* _Work item_
Print the listing in full, exactly as it stands.

* _Working data_
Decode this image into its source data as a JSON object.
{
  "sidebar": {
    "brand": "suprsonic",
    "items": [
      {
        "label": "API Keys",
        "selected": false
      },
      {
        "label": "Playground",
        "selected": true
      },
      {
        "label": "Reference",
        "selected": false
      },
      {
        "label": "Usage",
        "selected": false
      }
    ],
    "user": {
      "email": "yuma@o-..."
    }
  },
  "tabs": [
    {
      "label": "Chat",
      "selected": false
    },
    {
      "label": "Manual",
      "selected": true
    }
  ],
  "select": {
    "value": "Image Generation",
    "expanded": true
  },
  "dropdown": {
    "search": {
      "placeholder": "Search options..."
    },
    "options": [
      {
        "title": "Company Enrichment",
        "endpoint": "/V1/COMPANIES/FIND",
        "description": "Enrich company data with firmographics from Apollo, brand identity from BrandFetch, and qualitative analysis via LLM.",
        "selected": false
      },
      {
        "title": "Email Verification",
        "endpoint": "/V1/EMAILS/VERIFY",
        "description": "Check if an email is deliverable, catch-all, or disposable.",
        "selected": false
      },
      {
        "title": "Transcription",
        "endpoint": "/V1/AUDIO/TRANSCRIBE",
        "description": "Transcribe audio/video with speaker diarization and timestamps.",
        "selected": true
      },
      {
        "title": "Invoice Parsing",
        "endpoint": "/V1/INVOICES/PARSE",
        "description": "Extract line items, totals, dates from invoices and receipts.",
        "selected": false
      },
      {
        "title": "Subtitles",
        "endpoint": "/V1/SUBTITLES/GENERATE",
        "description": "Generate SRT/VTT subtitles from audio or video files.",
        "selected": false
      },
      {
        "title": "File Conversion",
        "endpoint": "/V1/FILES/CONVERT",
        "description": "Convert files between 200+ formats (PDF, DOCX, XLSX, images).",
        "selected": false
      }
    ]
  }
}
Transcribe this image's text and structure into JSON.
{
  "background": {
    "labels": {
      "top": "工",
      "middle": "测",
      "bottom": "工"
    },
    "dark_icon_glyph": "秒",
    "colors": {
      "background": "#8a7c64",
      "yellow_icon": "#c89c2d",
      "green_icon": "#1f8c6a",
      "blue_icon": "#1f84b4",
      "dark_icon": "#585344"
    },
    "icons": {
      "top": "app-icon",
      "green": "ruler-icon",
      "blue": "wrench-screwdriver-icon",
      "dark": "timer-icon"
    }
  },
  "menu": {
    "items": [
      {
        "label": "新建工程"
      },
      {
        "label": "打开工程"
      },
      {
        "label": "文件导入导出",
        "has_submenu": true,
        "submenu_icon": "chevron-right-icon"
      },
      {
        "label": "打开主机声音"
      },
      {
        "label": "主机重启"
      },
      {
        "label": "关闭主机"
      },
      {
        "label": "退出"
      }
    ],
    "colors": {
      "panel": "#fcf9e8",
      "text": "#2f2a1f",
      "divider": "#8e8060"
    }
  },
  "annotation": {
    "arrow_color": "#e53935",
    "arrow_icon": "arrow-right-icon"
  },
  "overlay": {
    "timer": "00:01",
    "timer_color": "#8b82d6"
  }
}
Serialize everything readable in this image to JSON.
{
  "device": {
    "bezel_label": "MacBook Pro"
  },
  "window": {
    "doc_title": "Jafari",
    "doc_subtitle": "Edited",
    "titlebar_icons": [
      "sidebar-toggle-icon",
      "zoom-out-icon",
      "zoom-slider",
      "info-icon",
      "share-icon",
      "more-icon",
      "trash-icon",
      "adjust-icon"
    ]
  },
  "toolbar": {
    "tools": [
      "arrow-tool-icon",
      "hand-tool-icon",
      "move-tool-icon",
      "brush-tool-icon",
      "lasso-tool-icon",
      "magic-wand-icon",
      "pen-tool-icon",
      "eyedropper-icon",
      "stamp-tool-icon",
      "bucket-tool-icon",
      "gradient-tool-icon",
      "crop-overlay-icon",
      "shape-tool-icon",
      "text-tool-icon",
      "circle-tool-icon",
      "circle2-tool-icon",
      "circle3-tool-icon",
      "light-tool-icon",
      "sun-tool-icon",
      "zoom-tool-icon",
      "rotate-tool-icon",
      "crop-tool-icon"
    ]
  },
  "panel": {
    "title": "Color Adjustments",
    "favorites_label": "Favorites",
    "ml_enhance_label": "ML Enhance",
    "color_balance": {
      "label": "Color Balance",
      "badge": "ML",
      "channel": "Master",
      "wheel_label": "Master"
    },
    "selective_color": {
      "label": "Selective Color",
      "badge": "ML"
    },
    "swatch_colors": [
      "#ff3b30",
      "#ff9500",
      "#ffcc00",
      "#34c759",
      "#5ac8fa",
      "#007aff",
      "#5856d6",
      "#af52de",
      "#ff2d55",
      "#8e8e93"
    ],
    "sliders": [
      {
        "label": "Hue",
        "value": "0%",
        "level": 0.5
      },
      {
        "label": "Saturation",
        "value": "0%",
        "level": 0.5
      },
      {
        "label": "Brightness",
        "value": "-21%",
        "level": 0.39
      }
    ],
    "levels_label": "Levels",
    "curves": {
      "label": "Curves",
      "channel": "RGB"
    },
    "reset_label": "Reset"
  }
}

* _Response area_
Decode this image into its source data as a JSON object.
{
  "sidebar": {
    "brand": "suprsonic",
    "items": [
      {
        "label": "API Keys",
        "selected": false
      },
      {
        "label": "Playground",
        "selected": true
      },
      {
        "label": "Reference",
        "selected": false
      },
      {
        "label": "Usage",
        "selected": false
      }
    ],
    "user": {
      "email": "yuma@o-..."
    }
  },
  "tabs": [
    {
      "label": "Chat",
      "selected": false
    },
    {
      "label": "Manual",
      "selected": true
    }
  ],
  "select": {
    "value": "Image Generation",
    "expanded": true
  },
  "dropdown": {
    "search": {
      "placeholder": "Search options..."
    },
    "options": [
      {
        "title": "Company Enrichment",
        "endpoint": "/V1/COMPANIES/FIND",
        "description": "Enrich company data with firmographics from Apollo, brand identity from BrandFetch, and qualitative analysis via LLM.",
        "selected": false
      },
      {
        "title": "Email Verification",
        "endpoint": "/V1/EMAILS/VERIFY",
        "description": "Check if an email is deliverable, catch-all, or disposable.",
        "selected": false
      },
      {
        "title": "Transcription",
        "endpoint": "/V1/AUDIO/TRANSCRIBE",
        "description": "Transcribe audio/video with speaker diarization and timestamps.",
        "selected": true
      },
      {
        "title": "Invoice Parsing",
        "endpoint": "/V1/INVOICES/PARSE",
        "description": "Extract line items, totals, dates from invoices and receipts.",
        "selected": false
      },
      {
        "title": "Subtitles",
        "endpoint": "/V1/SUBTITLES/GENERATE",
        "description": "Generate SRT/VTT subtitles from audio or video files.",
        "selected": false
      },
      {
        "title": "File Conversion",
        "endpoint": "/V1/FILES/CONVERT",
        "description": "Convert files between 200+ formats (PDF, DOCX, XLSX, images).",
        "selected": false
      }
    ]
  }
}
Transcribe this image's text and structure into JSON.
{
  "background": {
    "labels": {
      "top": "工",
      "middle": "测",
      "bottom": "工"
    },
    "dark_icon_glyph": "秒",
    "colors": {
      "background": "#8a7c64",
      "yellow_icon": "#c89c2d",
      "green_icon": "#1f8c6a",
      "blue_icon": "#1f84b4",
      "dark_icon": "#585344"
    },
    "icons": {
      "top": "app-icon",
      "green": "ruler-icon",
      "blue": "wrench-screwdriver-icon",
      "dark": "timer-icon"
    }
  },
  "menu": {
    "items": [
      {
        "label": "新建工程"
      },
      {
        "label": "打开工程"
      },
      {
        "label": "文件导入导出",
        "has_submenu": true,
        "submenu_icon": "chevron-right-icon"
      },
      {
        "label": "打开主机声音"
      },
      {
        "label": "主机重启"
      },
      {
        "label": "关闭主机"
      },
      {
        "label": "退出"
      }
    ],
    "colors": {
      "panel": "#fcf9e8",
      "text": "#2f2a1f",
      "divider": "#8e8060"
    }
  },
  "annotation": {
    "arrow_color": "#e53935",
    "arrow_icon": "arrow-right-icon"
  },
  "overlay": {
    "timer": "00:01",
    "timer_color": "#8b82d6"
  }
}
Serialize everything readable in this image to JSON.
{
  "device": {
    "bezel_label": "MacBook Pro"
  },
  "window": {
    "doc_title": "Jafari",
    "doc_subtitle": "Edited",
    "titlebar_icons": [
      "sidebar-toggle-icon",
      "zoom-out-icon",
      "zoom-slider",
      "info-icon",
      "share-icon",
      "more-icon",
      "trash-icon",
      "adjust-icon"
    ]
  },
  "toolbar": {
    "tools": [
      "arrow-tool-icon",
      "hand-tool-icon",
      "move-tool-icon",
      "brush-tool-icon",
      "lasso-tool-icon",
      "magic-wand-icon",
      "pen-tool-icon",
      "eyedropper-icon",
      "stamp-tool-icon",
      "bucket-tool-icon",
      "gradient-tool-icon",
      "crop-overlay-icon",
      "shape-tool-icon",
      "text-tool-icon",
      "circle-tool-icon",
      "circle2-tool-icon",
      "circle3-tool-icon",
      "light-tool-icon",
      "sun-tool-icon",
      "zoom-tool-icon",
      "rotate-tool-icon",
      "crop-tool-icon"
    ]
  },
  "panel": {
    "title": "Color Adjustments",
    "favorites_label": "Favorites",
    "ml_enhance_label": "ML Enhance",
    "color_balance": {
      "label": "Color Balance",
      "badge": "ML",
      "channel": "Master",
      "wheel_label": "Master"
    },
    "selective_color": {
      "label": "Selective Color",
      "badge": "ML"
    },
    "swatch_colors": [
      "#ff3b30",
      "#ff9500",
      "#ffcc00",
      "#34c759",
      "#5ac8fa",
      "#007aff",
      "#5856d6",
      "#af52de",
      "#ff2d55",
      "#8e8e93"
    ],
    "sliders": [
      {
        "label": "Hue",
        "value": "0%",
        "level": 0.5
      },
      {
        "label": "Saturation",
        "value": "0%",
        "level": 0.5
      },
      {
        "label": "Brightness",
        "value": "-21%",
        "level": 0.39
      }
    ],
    "levels_label": "Levels",
    "curves": {
      "label": "Curves",
      "channel": "RGB"
    },
    "reset_label": "Reset"
  }
}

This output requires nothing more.